One way in which the Bill seeks to achieve this goal is the proposal for cohabitants who have lived together for at least two years or who have a child together, to be able to make a court application for financial settlement in the event of their separation where financial disparity has arisen during the course of the period of cohabitation. Thus where one cohabitant has been put at financial disadvantage, say by contributing to the purchase or upkeep of the home without receiving any payment or interest, they would be able to seek a court order to rectify the imbalance. The court would then be able to apply the same remedies available in divorce proceedings where it is deemed appropriate, such as payment of a lump sum, transfer or sale of property, and pension sharing arrangements.
If passed into law, the Bill would also extend the same financial rights and provisions currently made for spouses and civil partners on their partner’s death to include cohabitants. Further, the Bill would amend the 1774 Act to formally allow cohabitants to take out life insurance for each other.
The bill was introduced to the House of Lords (for the third time) on 5 July 2017. A date for the general debate on all aspects of the bill has yet to be set but there is some cause for scepticism that it will ever pass into law. Aside from concerns that these financial rights should remain particular to marriage and civil partnership, and the idea that those institutions would be undermined by the extension of these rights to cohabitants, there is a clear issue as to how ‘living together in a relationship’ is to be clearly defined.
How can cohabitants protect themselves?
Couples living in these relationships might consider the possibility of getting married or entering into a civil partnership in order to receive the automatic benefits which they are currently denied as cohabitants. For those wishing to avoid an overtly religious service or extravagant wedding, simple civil ceremonies are sufficient to obtain these same legal rights.
For couples opposed to entering into a marriage or forming a civil partnership, there are other forms of protection:

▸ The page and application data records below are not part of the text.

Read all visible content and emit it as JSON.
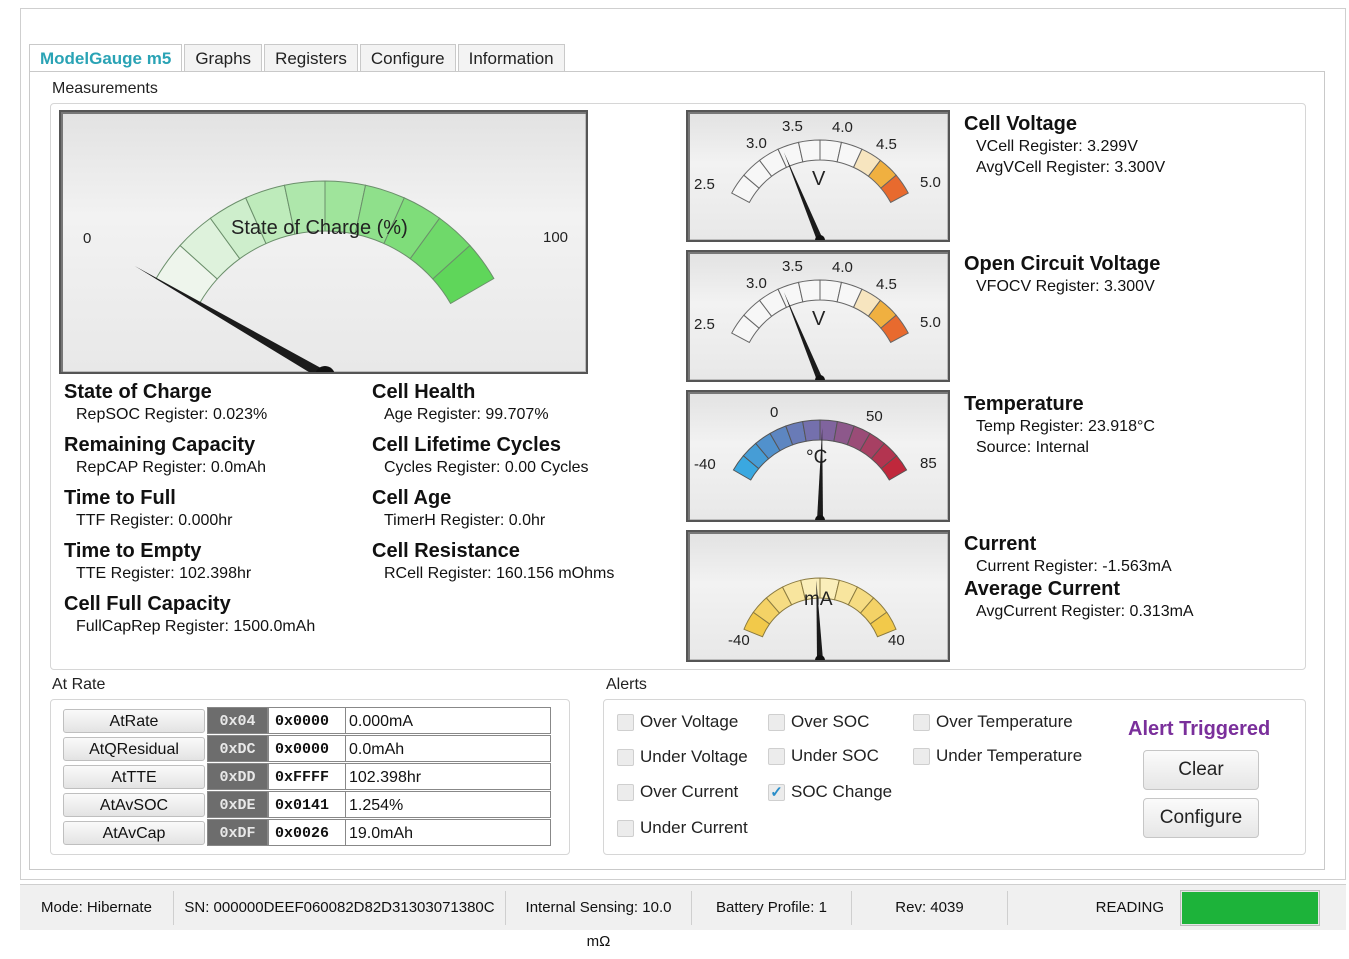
{
  "tabs": [
    "ModelGauge m5",
    "Graphs",
    "Registers",
    "Configure",
    "Information"
  ],
  "measurements_label": "Measurements",
  "soc_gauge": {
    "title": "State of Charge (%)",
    "min_label": "0",
    "max_label": "100",
    "value_percent": 0.023
  },
  "voltage_ticks": [
    "2.5",
    "3.0",
    "3.5",
    "4.0",
    "4.5",
    "5.0"
  ],
  "voltage_unit": "V",
  "temp_gauge": {
    "unit": "°C",
    "ticks": [
      "-40",
      "0",
      "50",
      "85"
    ],
    "value": 23.918
  },
  "current_gauge": {
    "unit": "mA",
    "ticks": [
      "-40",
      "40"
    ],
    "value": -1.563
  },
  "left_info": [
    {
      "title": "State of Charge",
      "sub": "RepSOC Register: 0.023%"
    },
    {
      "title": "Remaining Capacity",
      "sub": "RepCAP Register: 0.0mAh"
    },
    {
      "title": "Time to Full",
      "sub": "TTF Register: 0.000hr"
    },
    {
      "title": "Time to Empty",
      "sub": "TTE Register: 102.398hr"
    },
    {
      "title": "Cell Full Capacity",
      "sub": "FullCapRep Register: 1500.0mAh"
    }
  ],
  "mid_info": [
    {
      "title": "Cell Health",
      "sub": "Age Register: 99.707%"
    },
    {
      "title": "Cell Lifetime Cycles",
      "sub": "Cycles Register: 0.00 Cycles"
    },
    {
      "title": "Cell Age",
      "sub": "TimerH Register: 0.0hr"
    },
    {
      "title": "Cell Resistance",
      "sub": "RCell Register: 160.156 mOhms"
    }
  ],
  "cell_voltage": {
    "title": "Cell Voltage",
    "line1": "VCell Register: 3.299V",
    "line2": "AvgVCell Register: 3.300V",
    "value": 3.299
  },
  "ocv": {
    "title": "Open Circuit Voltage",
    "line1": "VFOCV Register: 3.300V",
    "value": 3.3
  },
  "temperature": {
    "title": "Temperature",
    "line1": "Temp Register: 23.918°C",
    "line2": "Source: Internal"
  },
  "current": {
    "title": "Current",
    "line1": "Current Register: -1.563mA",
    "title2": "Average Current",
    "line2": "AvgCurrent Register: 0.313mA"
  },
  "at_rate_label": "At Rate",
  "at_rate_rows": [
    {
      "button": "AtRate",
      "addr": "0x04",
      "hex": "0x0000",
      "value": "0.000mA"
    },
    {
      "button": "AtQResidual",
      "addr": "0xDC",
      "hex": "0x0000",
      "value": "0.0mAh"
    },
    {
      "button": "AtTTE",
      "addr": "0xDD",
      "hex": "0xFFFF",
      "value": "102.398hr"
    },
    {
      "button": "AtAvSOC",
      "addr": "0xDE",
      "hex": "0x0141",
      "value": "1.254%"
    },
    {
      "button": "AtAvCap",
      "addr": "0xDF",
      "hex": "0x0026",
      "value": "19.0mAh"
    }
  ],
  "alerts_label": "Alerts",
  "alerts": {
    "over_voltage": {
      "label": "Over Voltage",
      "checked": false
    },
    "over_soc": {
      "label": "Over SOC",
      "checked": false
    },
    "over_temperature": {
      "label": "Over Temperature",
      "checked": false
    },
    "under_voltage": {
      "label": "Under Voltage",
      "checked": false
    },
    "under_soc": {
      "label": "Under SOC",
      "checked": false
    },
    "under_temperature": {
      "label": "Under Temperature",
      "checked": false
    },
    "over_current": {
      "label": "Over Current",
      "checked": false
    },
    "soc_change": {
      "label": "SOC Change",
      "checked": true
    },
    "under_current": {
      "label": "Under Current",
      "checked": false
    }
  },
  "alert_triggered": "Alert Triggered",
  "alert_color": "#7a2f9b",
  "buttons": {
    "clear": "Clear",
    "configure": "Configure"
  },
  "status": {
    "mode": "Mode: Hibernate",
    "sn": "SN: 000000DEEF060082D82D31303071380C",
    "sensing": "Internal Sensing: 10.0 mΩ",
    "profile": "Battery Profile: 1",
    "rev": "Rev: 4039",
    "reading": "READING",
    "reading_progress": 1.0,
    "reading_color": "#1db33a"
  }
}
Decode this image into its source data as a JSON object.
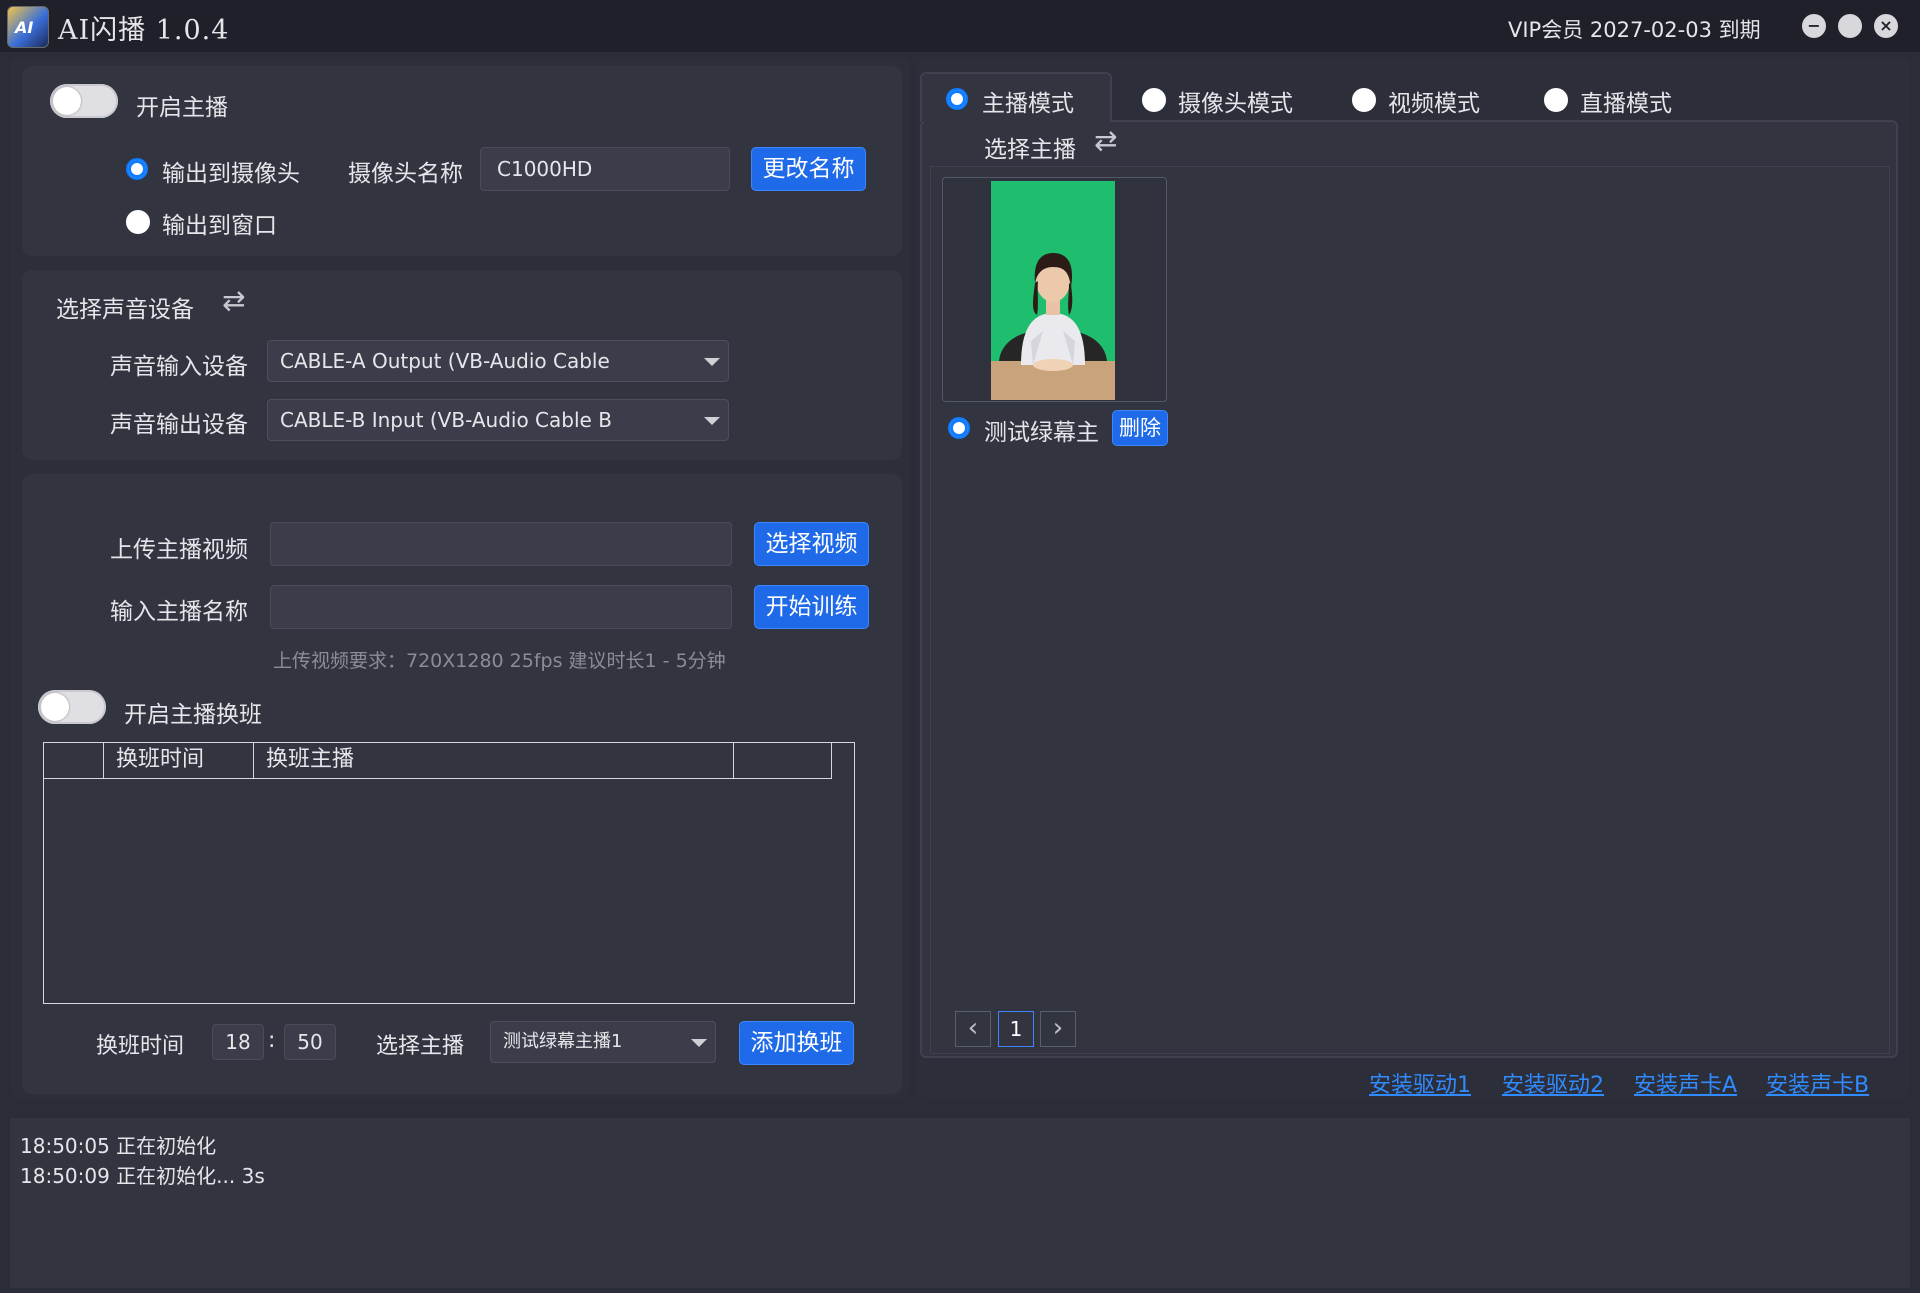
{
  "window": {
    "icon_text": "AI",
    "title": "AI闪播 1.0.4",
    "vip_text": "VIP会员 2027-02-03 到期"
  },
  "stream_panel": {
    "enable_label": "开启主播",
    "output_camera_label": "输出到摄像头",
    "output_window_label": "输出到窗口",
    "camera_name_label": "摄像头名称",
    "camera_name_value": "C1000HD",
    "rename_button": "更改名称"
  },
  "audio_panel": {
    "title": "选择声音设备",
    "input_label": "声音输入设备",
    "input_value": "CABLE-A Output (VB-Audio Cable",
    "output_label": "声音输出设备",
    "output_value": "CABLE-B Input (VB-Audio Cable B"
  },
  "upload_panel": {
    "upload_label": "上传主播视频",
    "upload_value": "",
    "select_video_button": "选择视频",
    "name_label": "输入主播名称",
    "name_value": "",
    "train_button": "开始训练",
    "hint": "上传视频要求：720X1280 25fps  建议时长1 - 5分钟",
    "shift_toggle_label": "开启主播换班",
    "table_headers": [
      "",
      "换班时间",
      "换班主播",
      ""
    ],
    "shift_time_label": "换班时间",
    "shift_hour": "18",
    "shift_minute": "50",
    "time_separator": ":",
    "select_host_label": "选择主播",
    "select_host_value": "测试绿幕主播1",
    "add_shift_button": "添加换班"
  },
  "mode_tabs": [
    {
      "label": "主播模式",
      "selected": true
    },
    {
      "label": "摄像头模式",
      "selected": false
    },
    {
      "label": "视频模式",
      "selected": false
    },
    {
      "label": "直播模式",
      "selected": false
    }
  ],
  "host_panel": {
    "title": "选择主播",
    "host_name": "测试绿幕主",
    "delete_button": "删除",
    "page_prev": "‹",
    "page_current": "1",
    "page_next": "›"
  },
  "links": [
    "安装驱动1",
    "安装驱动2",
    "安装声卡A",
    "安装声卡B"
  ],
  "log": [
    "18:50:05 正在初始化",
    "18:50:09 正在初始化... 3s"
  ],
  "colors": {
    "accent": "#1f6ae8",
    "link": "#2f8bff",
    "green_screen": "#1fbe6e"
  }
}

- Enter into a cohabitation agreement and/or Deed of Trust which sets out how capital assets (for instance the home) are to be owned and resolves any other financial issues (such as the division of household expenses).
- Ensure that each cohabitee has executed a valid Will in order to protect their partner’s interests and avoid them having to make an application under the 1975 Act.
- Make any additional or revisionary provisions necessary to ensure any pensions allow payments to be made to unmarried partners.
- Take out life insurance policies, having ascertained that these will pay out to unmarried partners.
If you require assistance in relation to legal rights in your own relationship or simply wish to learn more about your circumstances, please feel free to contact a member of our Family Law Department on 01242 574244 and we will be happy to meet you and discuss your situation.